Rimfire Central Firearm Forum banner
1 - 2 of 27 Posts

· Registered
330 Posts
I have the Beartooth comb risers on several rifles and carbines including a couple of scoped 10/22s:


More expensive than using cut up pool noodles and duct tape or vet wrap, but they look better and the different thickness of shaped foam pads allow you to customize the height of the stock comb to fit your optic, anatomy, and personal preference.

· Registered
330 Posts
Although it is certainly true that a rifescope will usually need to be mounted much farther forward (toward the muzzle) for shooting prone than it will for shooting standing or supported from a bench, where exactly the rear of the ocular winds up depends on a number of factors such as shooter anatomy, eye relief of the particular rifle scope, and the length of pull (LOP) of the stock.

I have scopes mounted on two Ruger 10/22s. One is a 3-9x40 and the other a 4x32. One 10/22 is mounted on a Magpul Hunter X22 stock and the other a Ruger wooden carbine stock. Although I think my neck length is relatively proportionate to the rest of my body size, my arms seem to be about 1 1/2" longer than would be expected for my height and torso length. The LOP of a typical Ruger carbine stock is too short for me.

On the Magpul X22 stock, I use all of the stock spacers. The stock usually comes with two of the four installed. The additional 2 spacers makes the LOP 2 inches longer at 14.5". With the standard Ruger carbine wooden stock I have fitted a John Masen recoil pad that increases the LOP to 14.5":


Needless to say, with the increased LOP when I drop my cheek naturally down on the stock, it winds up being an inch farther back on the comb than it would for a 13.5" LOP. On my wooden stock Ruger, the Beartooth comb riser kit works fine for that positioning. On my Magpul Hunter X22 stock, the shortest comb riser suffices.

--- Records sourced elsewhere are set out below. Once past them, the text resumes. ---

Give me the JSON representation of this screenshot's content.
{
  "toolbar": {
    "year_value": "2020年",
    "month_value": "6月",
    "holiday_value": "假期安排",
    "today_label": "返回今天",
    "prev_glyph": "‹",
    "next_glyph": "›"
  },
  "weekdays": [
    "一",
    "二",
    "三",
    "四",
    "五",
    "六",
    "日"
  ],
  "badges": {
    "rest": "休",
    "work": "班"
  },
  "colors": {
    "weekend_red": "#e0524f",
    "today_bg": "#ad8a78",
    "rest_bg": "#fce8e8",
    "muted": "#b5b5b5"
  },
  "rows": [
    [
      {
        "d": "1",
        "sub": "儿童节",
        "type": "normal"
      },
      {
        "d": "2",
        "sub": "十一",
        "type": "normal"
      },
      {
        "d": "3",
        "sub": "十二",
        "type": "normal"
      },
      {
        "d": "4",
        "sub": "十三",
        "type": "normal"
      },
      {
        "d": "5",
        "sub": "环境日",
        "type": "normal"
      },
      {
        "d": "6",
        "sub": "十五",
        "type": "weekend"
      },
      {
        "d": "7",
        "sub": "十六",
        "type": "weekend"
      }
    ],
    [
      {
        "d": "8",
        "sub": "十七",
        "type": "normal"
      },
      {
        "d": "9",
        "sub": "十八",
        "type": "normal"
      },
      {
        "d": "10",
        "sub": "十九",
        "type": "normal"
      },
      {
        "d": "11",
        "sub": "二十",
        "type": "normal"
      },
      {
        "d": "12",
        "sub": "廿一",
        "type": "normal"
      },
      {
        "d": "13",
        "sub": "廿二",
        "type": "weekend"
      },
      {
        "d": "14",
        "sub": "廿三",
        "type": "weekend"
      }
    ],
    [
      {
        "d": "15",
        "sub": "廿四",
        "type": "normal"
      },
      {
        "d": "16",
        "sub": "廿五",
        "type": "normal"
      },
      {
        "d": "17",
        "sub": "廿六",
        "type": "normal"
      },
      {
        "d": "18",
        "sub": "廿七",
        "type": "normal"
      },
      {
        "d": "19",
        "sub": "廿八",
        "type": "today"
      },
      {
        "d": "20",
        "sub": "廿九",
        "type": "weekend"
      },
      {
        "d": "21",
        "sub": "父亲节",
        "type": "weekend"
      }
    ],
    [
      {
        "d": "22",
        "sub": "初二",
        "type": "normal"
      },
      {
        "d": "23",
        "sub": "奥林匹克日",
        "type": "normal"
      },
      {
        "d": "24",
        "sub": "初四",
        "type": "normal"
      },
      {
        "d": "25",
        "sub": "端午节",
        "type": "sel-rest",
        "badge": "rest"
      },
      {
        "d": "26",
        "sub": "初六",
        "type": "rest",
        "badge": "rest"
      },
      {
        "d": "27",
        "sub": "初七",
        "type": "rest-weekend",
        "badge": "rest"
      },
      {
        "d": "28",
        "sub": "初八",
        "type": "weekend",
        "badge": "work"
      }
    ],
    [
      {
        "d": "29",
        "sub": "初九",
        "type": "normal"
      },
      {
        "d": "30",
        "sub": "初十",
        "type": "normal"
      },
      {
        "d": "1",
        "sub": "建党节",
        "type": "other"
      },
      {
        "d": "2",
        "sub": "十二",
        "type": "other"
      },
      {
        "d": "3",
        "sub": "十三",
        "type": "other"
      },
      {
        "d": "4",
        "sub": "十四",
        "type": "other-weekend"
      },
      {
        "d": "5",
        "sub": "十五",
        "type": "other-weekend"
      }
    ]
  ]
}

I position my scopes based on the prone shooting position which for me is the least forgiving when it comes to fore and aft scope position. I place the ocular of the scope just far enough forward that I have a full field of view with no vignetting at the highest magnification I intend to use. For me, this positions the ocular of the scopes on both my 10/22s almost exactly 1" behind the rear edge of the receiver, the amount by which I have increased the LOP of the stock.

Whether or not you need to mount your scope farther forward than straight up rings allow depends a bit on the scope dimensions as well as its eye relief. With some compact scopes with a short ocular bell and a short rear tube, you might possibly get by with vertical rings. But the stock Ruger accessory rail will probably not allow most scopes to be mounted correctly with straight vertical rings. Although one-piece cantilever scope mounts are very nice, they tend to be pricey, and there are several cheaper options that will work.

One is an extended Picatinny rail that fits the Ruger 10/22 receiver. Evolution Gun Works makes a very nice one:


This is a true Picatinny rail that will work with all Picatinny and Weaver spec rings and has more mounting slot options than the stock Ruger Weaver/dovetail accessory rail. The front of this rail will extend right up to the rear of the Ruger stock rear sight leaf when it is flipped up, but you will not be able to use the stock Ruger sights with it as the rail itself will obscure your sight picture. But it will allow you to mount nearly any riflescope in the proper position using straight-up, vertical rings.

There are also two-piece ring sets with one extension ring and one vertical ring. I have used these Weaver rings with good results:


These are sometimes found on ebay for just under $13 a set. Although the ring height is described by Weaver as "high" the saddle height for these rings (top surface of rail to bottom of scope tube) is actually only .332", just barely high enough to allow me to mount my 3-9x40 scope. But the forward extension on the extension ring is less than 1" which is just enough for me to properly mount that scope with its ocular 1" behind the receiver body. It may not be enough extension for many.

Hawke makes similar sets of extension rings with either a 1" or a 2" forward extension:


These have a higher saddle mounting height than the Weaver Quad Lock rails. The 2" extension model should allow virtually any riflescope to be mounted on the stock Ruger accessory rail.

My solution to trying to achieve a consistent cheek weld is to position my head just far enough forward to get a complete field of view through my scopes without vignetting. As I said before, the scopes are positioned just far enough forward to provide for that when my head is positioned with a natural cheek weld when shooting prone. When shooting sitting, I need to "turkey neck" my head forward just slightly to achieve the same head position. When shooting standing, I need to turkey neck forward quite a bit more.

I have not shot using a stock with an adjustable LOP. If I had one, I suspect I would shorten the LOP somewhat when shooting offhand standing.
1 - 2 of 27 Posts
This is an older thread, you may not receive a response, and could be reviving an old thread. Please consider creating a new thread.